:: WHAT IS NEEDED ::
Provide the count of lines below that include the word "Feeding", without any accompanying remarks.

:: MATERIAL FOR THE TASK ::
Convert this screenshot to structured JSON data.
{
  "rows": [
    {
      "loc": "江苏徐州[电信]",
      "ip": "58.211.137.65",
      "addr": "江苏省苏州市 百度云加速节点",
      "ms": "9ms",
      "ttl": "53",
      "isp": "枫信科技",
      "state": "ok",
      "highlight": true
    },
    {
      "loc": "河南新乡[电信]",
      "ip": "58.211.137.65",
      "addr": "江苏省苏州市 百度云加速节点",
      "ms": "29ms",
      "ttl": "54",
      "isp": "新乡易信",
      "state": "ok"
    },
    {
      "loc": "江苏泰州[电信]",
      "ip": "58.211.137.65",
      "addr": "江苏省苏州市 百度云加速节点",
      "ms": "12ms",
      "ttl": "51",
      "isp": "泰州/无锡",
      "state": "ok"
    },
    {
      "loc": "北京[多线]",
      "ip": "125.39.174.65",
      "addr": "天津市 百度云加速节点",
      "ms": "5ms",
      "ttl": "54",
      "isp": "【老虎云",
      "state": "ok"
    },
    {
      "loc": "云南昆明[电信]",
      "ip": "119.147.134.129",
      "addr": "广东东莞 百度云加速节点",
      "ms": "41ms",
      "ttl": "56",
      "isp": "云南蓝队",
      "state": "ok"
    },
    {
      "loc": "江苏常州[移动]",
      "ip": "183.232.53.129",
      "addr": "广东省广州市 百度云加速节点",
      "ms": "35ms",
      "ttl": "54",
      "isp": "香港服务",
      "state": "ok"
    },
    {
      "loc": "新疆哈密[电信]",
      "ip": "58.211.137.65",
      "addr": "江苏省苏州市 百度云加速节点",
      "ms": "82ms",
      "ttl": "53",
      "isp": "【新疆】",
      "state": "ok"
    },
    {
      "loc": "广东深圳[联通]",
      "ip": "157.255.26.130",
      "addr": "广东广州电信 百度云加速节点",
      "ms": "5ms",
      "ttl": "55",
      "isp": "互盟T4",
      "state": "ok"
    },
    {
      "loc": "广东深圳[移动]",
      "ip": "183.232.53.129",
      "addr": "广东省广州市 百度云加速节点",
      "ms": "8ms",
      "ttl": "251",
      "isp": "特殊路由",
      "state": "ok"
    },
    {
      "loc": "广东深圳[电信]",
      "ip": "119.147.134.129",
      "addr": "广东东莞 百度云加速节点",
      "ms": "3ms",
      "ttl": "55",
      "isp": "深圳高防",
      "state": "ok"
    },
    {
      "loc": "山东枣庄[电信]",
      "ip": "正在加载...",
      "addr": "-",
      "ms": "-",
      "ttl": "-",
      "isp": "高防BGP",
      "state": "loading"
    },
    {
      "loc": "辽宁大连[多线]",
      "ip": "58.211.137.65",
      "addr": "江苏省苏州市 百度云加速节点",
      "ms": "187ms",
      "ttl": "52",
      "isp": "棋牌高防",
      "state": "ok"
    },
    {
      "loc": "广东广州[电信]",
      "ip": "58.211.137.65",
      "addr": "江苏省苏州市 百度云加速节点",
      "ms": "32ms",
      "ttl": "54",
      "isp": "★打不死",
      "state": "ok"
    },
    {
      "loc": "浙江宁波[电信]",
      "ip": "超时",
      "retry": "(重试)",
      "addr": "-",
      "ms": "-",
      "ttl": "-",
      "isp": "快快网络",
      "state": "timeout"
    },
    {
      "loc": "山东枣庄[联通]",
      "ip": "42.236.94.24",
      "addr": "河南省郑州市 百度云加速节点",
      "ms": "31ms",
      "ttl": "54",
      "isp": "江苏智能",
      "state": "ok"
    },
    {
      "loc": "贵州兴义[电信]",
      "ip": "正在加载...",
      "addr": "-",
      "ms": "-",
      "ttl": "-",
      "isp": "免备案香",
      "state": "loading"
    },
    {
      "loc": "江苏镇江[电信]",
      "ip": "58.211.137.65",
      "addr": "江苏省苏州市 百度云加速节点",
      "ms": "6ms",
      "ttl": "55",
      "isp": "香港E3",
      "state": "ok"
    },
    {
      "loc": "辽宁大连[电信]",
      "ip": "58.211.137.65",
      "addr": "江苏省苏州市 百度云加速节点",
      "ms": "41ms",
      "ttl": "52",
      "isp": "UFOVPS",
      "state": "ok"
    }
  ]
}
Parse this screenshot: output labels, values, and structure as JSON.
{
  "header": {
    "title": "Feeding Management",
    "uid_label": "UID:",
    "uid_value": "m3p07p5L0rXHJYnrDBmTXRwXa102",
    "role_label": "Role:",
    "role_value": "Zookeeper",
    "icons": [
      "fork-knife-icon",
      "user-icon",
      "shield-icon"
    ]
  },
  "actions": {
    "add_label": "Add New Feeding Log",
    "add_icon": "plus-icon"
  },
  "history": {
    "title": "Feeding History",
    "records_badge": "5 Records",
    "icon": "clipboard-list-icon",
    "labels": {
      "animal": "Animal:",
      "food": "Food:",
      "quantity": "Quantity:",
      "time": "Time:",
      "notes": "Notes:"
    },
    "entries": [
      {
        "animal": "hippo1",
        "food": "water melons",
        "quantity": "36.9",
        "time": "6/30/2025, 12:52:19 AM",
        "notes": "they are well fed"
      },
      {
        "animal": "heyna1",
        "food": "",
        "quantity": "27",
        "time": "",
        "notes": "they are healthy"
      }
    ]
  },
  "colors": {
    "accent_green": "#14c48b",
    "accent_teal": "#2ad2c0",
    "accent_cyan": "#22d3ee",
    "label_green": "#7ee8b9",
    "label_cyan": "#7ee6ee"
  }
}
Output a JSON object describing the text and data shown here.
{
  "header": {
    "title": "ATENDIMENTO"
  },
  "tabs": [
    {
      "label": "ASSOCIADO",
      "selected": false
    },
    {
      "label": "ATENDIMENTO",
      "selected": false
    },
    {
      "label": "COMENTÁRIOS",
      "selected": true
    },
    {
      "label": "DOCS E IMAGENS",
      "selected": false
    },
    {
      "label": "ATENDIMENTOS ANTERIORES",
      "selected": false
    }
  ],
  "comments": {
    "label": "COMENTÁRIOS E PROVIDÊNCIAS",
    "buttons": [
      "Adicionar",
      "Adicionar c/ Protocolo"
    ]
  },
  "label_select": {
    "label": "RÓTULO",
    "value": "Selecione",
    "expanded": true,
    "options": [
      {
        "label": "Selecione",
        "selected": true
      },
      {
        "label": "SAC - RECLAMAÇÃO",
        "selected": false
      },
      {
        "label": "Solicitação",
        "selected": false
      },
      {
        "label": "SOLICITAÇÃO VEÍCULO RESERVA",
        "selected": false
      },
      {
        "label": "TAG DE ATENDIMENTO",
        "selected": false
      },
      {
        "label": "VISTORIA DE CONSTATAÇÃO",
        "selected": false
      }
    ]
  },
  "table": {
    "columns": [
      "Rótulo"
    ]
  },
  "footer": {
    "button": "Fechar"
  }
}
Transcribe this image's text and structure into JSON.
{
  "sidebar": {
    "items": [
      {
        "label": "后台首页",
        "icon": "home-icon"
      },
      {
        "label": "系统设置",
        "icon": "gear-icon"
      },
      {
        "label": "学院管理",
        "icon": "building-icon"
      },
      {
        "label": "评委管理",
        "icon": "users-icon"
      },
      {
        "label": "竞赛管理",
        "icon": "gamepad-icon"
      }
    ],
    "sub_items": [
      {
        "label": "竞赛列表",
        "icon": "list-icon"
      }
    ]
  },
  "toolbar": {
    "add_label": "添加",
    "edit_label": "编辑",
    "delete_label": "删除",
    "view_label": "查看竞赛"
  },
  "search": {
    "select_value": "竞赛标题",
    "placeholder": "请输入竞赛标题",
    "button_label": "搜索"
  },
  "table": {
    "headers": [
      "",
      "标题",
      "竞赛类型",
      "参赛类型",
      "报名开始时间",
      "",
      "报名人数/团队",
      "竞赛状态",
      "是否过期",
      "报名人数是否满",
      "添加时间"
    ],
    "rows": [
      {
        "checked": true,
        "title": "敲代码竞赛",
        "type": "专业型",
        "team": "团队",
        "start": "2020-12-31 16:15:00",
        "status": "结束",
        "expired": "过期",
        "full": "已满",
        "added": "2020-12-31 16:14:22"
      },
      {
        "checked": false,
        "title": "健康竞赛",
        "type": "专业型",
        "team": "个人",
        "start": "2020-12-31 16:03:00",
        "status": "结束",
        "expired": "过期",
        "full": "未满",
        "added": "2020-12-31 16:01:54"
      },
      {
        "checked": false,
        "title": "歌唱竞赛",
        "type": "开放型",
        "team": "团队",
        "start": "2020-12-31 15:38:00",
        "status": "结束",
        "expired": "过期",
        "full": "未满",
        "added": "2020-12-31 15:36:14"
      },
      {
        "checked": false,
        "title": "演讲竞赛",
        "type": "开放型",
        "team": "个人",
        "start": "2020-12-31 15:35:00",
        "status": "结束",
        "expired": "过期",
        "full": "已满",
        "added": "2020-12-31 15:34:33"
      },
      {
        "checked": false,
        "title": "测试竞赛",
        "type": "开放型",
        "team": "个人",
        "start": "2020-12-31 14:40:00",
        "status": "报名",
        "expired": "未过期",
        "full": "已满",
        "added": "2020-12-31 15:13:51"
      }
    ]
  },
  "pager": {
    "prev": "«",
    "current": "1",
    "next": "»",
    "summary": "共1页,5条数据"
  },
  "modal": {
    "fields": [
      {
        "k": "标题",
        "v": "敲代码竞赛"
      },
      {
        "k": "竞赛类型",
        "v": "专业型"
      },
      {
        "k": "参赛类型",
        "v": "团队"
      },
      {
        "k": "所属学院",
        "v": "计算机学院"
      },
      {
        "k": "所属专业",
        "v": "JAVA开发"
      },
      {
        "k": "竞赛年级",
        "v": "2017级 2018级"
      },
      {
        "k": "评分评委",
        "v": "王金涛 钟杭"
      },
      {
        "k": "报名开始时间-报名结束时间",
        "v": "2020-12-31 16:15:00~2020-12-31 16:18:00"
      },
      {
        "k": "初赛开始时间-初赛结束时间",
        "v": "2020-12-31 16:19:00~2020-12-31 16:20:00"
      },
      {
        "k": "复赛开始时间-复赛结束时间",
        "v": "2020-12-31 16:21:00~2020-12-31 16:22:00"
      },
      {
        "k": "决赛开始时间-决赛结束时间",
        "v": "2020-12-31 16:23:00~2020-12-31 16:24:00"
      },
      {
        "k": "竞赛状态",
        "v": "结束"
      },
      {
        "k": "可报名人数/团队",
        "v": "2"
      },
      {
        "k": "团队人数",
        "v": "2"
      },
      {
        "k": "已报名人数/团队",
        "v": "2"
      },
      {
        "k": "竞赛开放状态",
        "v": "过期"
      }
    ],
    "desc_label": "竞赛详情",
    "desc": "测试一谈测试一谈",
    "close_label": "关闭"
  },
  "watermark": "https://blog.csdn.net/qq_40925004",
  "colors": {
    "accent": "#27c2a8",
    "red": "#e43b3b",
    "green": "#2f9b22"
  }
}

:: RESPONSE BOX ::
3